Also in the pragmatic category but less persuasive was the plan by Piano’s Paris-based firm, Renzo Piano Building Workshop, and Pasadena-based Parsons Transportation Group. It calls for packing not 6 million but 8 million square feet of space into a series of towers linked at ground level. Combining the undulating forms of the firm’s California Academy of Sciences in San Francisco with the vertical ambition of Piano’s recently completed Shard tower in London, it has a self-contained, hermetic quality that seems an odd fit for the climate and culture of Southern California.

The team of EE&K Architects and van Berkel’s UN Studio suggested a dramatically winged high-speed terminal connected to Union Station by a multi-level park.

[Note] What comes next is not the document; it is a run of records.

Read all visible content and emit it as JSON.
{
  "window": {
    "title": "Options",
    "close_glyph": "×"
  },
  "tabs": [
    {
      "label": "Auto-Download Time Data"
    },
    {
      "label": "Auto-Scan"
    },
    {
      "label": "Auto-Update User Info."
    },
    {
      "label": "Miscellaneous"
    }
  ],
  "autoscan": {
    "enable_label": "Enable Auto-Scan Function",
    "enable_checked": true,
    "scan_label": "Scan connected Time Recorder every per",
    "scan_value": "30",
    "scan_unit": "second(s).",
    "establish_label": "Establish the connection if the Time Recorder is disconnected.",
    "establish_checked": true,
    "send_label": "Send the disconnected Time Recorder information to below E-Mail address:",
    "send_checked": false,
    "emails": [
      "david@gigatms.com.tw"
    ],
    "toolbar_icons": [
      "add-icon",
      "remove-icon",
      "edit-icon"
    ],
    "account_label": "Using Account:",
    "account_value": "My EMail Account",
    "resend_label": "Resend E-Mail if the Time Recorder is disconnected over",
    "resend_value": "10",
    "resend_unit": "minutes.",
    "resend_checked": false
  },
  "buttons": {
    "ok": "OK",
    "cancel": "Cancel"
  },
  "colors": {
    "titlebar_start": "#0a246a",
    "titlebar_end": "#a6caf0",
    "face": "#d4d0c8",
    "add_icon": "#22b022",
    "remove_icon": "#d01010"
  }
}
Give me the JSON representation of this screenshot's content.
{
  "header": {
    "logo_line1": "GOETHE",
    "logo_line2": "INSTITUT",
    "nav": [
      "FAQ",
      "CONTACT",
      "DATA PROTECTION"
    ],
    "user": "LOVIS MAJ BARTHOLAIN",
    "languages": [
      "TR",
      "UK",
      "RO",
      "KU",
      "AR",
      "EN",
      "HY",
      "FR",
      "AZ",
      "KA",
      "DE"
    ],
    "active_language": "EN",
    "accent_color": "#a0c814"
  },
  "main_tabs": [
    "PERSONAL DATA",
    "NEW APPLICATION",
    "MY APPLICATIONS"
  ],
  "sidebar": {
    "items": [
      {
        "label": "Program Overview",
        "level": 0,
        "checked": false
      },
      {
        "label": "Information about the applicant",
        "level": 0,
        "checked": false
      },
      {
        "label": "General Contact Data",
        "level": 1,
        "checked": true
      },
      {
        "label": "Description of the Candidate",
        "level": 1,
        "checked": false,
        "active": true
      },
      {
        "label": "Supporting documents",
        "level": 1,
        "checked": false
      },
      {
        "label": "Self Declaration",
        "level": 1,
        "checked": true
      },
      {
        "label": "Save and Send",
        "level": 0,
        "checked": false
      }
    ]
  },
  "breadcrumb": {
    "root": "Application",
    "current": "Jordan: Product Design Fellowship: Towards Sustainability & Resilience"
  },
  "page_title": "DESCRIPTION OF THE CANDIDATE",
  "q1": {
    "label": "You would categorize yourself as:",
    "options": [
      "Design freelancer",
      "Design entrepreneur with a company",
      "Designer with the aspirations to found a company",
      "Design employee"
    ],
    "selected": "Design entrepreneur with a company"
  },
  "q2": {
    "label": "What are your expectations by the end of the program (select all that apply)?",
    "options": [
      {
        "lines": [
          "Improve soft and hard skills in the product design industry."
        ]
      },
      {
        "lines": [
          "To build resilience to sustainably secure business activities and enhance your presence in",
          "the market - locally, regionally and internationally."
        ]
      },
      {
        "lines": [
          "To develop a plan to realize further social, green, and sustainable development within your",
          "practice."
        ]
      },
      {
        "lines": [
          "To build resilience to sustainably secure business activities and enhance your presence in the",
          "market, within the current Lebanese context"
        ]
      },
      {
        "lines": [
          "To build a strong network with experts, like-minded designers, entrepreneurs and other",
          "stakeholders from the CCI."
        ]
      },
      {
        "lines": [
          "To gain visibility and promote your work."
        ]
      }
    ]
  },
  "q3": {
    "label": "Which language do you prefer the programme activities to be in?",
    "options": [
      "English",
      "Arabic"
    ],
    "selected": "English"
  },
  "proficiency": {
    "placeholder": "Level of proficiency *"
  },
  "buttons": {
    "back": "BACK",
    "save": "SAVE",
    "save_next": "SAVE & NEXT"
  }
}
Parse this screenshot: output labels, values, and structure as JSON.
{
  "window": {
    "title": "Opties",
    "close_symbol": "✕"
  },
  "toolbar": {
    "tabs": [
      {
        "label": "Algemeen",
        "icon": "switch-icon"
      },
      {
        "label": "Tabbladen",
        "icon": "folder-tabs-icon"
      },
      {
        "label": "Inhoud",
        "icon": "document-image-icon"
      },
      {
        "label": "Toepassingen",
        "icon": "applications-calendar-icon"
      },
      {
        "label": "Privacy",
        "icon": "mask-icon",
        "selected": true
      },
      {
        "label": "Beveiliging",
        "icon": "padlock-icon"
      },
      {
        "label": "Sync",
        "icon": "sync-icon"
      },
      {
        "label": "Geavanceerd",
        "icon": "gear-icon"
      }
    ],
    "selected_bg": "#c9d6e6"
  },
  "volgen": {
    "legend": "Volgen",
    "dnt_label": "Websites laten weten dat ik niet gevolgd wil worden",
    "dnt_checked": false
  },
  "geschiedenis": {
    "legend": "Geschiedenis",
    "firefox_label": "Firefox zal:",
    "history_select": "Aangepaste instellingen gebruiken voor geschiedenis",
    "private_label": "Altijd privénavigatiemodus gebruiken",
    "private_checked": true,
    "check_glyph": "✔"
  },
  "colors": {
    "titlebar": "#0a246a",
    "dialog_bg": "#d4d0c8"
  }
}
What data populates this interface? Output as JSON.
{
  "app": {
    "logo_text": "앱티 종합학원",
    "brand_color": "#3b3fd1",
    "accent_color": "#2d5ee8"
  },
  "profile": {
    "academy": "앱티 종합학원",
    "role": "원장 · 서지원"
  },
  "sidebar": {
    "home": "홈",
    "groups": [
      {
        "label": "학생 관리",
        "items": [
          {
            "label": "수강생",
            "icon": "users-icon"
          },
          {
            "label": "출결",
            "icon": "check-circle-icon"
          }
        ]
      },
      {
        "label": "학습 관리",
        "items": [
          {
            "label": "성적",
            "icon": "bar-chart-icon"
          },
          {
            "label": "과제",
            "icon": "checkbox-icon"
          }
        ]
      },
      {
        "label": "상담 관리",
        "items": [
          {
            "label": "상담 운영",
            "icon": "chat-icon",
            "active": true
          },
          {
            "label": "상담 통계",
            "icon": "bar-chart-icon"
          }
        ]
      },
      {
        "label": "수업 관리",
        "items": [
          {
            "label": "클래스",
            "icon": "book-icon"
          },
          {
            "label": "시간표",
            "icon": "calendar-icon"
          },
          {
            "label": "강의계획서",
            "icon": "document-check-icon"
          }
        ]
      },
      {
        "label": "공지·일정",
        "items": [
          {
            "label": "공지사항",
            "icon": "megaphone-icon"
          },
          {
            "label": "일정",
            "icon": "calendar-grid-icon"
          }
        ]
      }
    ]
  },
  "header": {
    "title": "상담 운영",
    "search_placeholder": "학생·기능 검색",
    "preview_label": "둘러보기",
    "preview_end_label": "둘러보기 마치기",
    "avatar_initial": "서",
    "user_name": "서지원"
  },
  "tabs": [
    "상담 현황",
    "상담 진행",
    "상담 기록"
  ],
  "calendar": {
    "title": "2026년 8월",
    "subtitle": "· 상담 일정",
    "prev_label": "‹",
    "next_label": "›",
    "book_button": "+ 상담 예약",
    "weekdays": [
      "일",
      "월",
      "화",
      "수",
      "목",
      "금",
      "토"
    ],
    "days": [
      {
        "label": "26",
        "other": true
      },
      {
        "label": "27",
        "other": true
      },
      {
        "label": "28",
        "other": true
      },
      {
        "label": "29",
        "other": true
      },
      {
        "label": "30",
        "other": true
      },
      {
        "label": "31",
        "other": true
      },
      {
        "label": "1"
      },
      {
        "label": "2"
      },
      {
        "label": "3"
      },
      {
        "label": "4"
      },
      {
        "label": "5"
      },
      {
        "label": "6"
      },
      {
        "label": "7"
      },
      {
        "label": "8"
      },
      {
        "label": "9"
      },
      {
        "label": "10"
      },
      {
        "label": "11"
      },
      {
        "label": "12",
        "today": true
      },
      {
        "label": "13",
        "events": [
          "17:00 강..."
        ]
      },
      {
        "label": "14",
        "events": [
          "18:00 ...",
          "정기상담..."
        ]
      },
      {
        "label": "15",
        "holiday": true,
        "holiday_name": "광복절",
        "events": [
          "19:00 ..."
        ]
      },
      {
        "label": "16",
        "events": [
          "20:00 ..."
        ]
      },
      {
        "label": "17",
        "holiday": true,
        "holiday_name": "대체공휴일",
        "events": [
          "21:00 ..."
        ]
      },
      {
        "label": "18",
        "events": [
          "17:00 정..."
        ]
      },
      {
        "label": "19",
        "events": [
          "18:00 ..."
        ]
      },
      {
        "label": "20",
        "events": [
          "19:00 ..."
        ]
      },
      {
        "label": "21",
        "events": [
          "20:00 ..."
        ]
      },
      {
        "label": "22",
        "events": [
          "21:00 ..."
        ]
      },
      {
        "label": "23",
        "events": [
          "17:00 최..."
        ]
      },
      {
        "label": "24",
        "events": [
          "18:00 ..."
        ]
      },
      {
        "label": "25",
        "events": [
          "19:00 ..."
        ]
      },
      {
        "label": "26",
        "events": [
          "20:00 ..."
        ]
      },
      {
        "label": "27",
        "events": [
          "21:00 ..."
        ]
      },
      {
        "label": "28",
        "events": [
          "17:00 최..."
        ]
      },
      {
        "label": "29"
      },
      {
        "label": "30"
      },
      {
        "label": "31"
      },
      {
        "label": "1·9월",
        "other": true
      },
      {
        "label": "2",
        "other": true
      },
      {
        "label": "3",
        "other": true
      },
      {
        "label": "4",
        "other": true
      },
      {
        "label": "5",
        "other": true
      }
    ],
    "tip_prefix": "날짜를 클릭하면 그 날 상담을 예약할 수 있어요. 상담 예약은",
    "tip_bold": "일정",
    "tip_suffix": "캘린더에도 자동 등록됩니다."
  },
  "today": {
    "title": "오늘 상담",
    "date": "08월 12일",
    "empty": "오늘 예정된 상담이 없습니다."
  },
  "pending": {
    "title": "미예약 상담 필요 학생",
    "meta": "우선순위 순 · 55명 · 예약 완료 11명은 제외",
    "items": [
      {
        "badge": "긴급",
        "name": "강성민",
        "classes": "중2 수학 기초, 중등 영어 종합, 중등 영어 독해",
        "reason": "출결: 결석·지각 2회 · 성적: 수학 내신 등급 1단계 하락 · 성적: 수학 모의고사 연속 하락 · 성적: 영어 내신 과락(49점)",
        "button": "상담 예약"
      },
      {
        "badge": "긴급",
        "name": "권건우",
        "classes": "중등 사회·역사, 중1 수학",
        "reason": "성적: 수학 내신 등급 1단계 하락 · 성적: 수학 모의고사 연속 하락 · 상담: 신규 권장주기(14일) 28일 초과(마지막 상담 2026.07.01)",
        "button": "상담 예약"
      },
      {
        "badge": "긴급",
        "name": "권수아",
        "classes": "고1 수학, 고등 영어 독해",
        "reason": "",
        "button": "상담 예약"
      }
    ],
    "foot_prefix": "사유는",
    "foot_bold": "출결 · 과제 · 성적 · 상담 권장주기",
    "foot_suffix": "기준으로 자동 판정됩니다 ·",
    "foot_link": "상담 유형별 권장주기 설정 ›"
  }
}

Gruen Associates and London’s Grimshaw Architects paired a U-shaped arc of new development behind the station with an extensive ribbon of new buildings stretching toward Bunker Hill on both sides of the park atop the 101.

And the Seattle firm NBBJ, working withGermany'sIngenhoven Architects, proposed a “garden city” of extensive plazas and car-free zones. It was another reminder of the time-traveling whiplash produced by a planning exercise of this kind. In 2050, the original garden city concept that inspired the team, developed by Ebenezer Howard in Britain in the 1890s, will be more than 150 years old.

The real action this week came out of public view as Metro officials quizzed the competing designers and consultants not about 2050 but about more practical issues involving their relevant transit and master-planning experience and the makeup of their teams. Those are the discussions that will wind up determining who gets the job.

I hope, frankly, that the architects quizzed the Metro staffers right back. If the public presentation Wednesday is any indication — and I believe it is — they are dealing with a client whose plans for Union Station, and the neighborhood around it, are in pretty dramatic flux.